(Web page and app entries)
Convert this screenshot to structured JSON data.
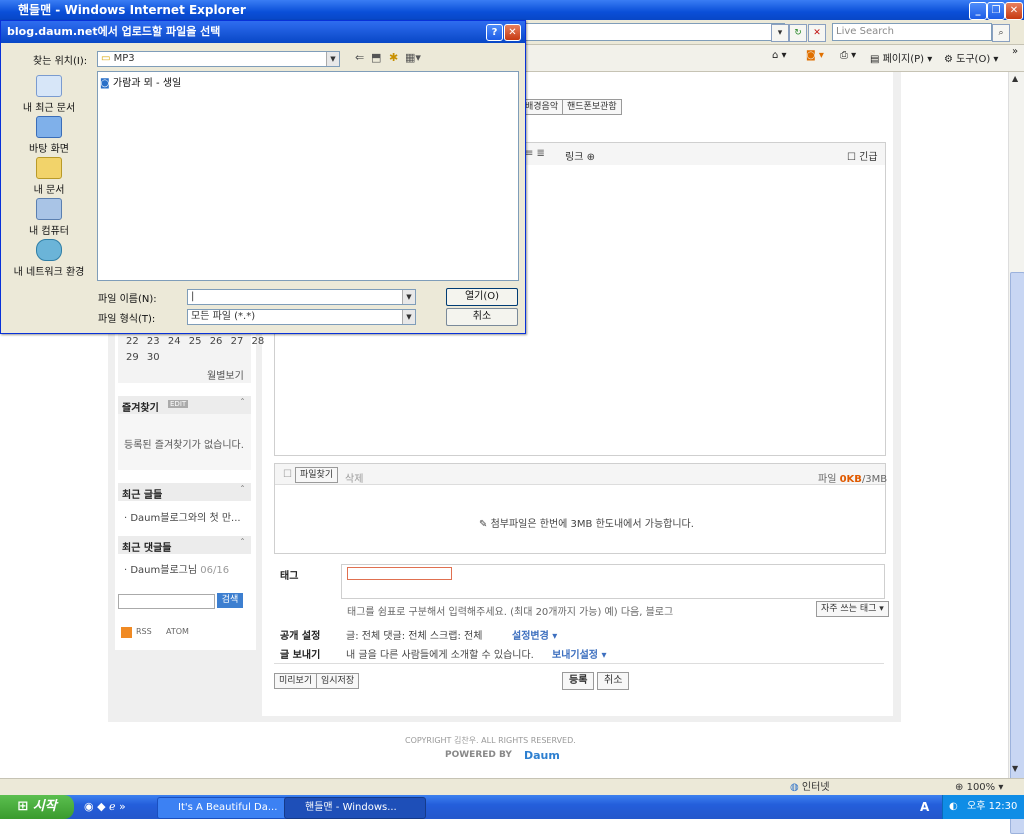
{
  "window": {
    "title": "핸들맨 - Windows Internet Explorer"
  },
  "browser": {
    "search_placeholder": "Live Search",
    "toolbar_page": "페이지(P)",
    "toolbar_tools": "도구(O)"
  },
  "editor": {
    "topbuttons": [
      "배경음악",
      "핸드폰보관함"
    ],
    "format_link": "링크",
    "urgent_label": "긴급",
    "calendar_row1": [
      "22",
      "23",
      "24",
      "25",
      "26",
      "27",
      "28"
    ],
    "calendar_row2": [
      "29",
      "30"
    ],
    "calendar_more": "월별보기",
    "favorites_title": "즐겨찾기",
    "favorites_badge": "EDIT",
    "favorites_empty": "등록된 즐겨찾기가 없습니다.",
    "recent_posts_title": "최근 글들",
    "recent_post": "· Daum블로그와의 첫 만...",
    "recent_comments_title": "최근 댓글들",
    "recent_comment_author": "· Daum블로그님",
    "recent_comment_date": "06/16",
    "search_button": "검색",
    "rss": "RSS",
    "atom": "ATOM",
    "attach_find": "파일찾기",
    "attach_delete": "삭제",
    "attach_size_label": "파일",
    "attach_size_used": "0KB",
    "attach_size_total": "/3MB",
    "attach_note": "첨부파일은 한번에 3MB 한도내에서 가능합니다.",
    "tag_label": "태그",
    "tag_hint": "태그를 쉼표로 구분해서 입력해주세요. (최대 20개까지 가능) 예) 다음, 블로그",
    "tag_frequent": "자주 쓰는 태그",
    "public_label": "공개 설정",
    "public_values": "글: 전체  댓글: 전체  스크랩: 전체",
    "public_change": "설정변경",
    "send_label": "글 보내기",
    "send_desc": "내 글을 다른 사람들에게 소개할 수 있습니다.",
    "send_setting": "보내기설정",
    "preview": "미리보기",
    "temp_save": "임시저장",
    "submit": "등록",
    "cancel": "취소",
    "copyright": "COPYRIGHT 김찬우. ALL RIGHTS RESERVED.",
    "powered": "POWERED BY",
    "powered_logo": "Daum"
  },
  "dialog": {
    "title": "blog.daum.net에서 업로드할 파일을 선택",
    "lookin_label": "찾는 위치(I):",
    "lookin_value": "MP3",
    "places": [
      "내 최근 문서",
      "바탕 화면",
      "내 문서",
      "내 컴퓨터",
      "내 네트워크 환경"
    ],
    "files": [
      "가람과 뫼 - 생일"
    ],
    "filename_label": "파일 이름(N):",
    "filename_value": "",
    "filetype_label": "파일 형식(T):",
    "filetype_value": "모든 파일 (*.*)",
    "open_button": "열기(O)",
    "cancel_button": "취소"
  },
  "statusbar": {
    "zone": "인터넷",
    "zoom": "100%"
  },
  "taskbar": {
    "start": "시작",
    "items": [
      "It's A Beautiful Da...",
      "핸들맨 - Windows..."
    ],
    "clock": "오후 12:30",
    "ime": "A"
  },
  "colors": {
    "xp_blue": "#0a4fd8",
    "start_green": "#3a9b2e",
    "accent_orange": "#e05a00"
  }
}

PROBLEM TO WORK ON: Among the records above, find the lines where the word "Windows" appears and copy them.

RESPONSE AREA:
    "title": "핸들맨 - Windows Internet Explorer"
      "핸들맨 - Windows..."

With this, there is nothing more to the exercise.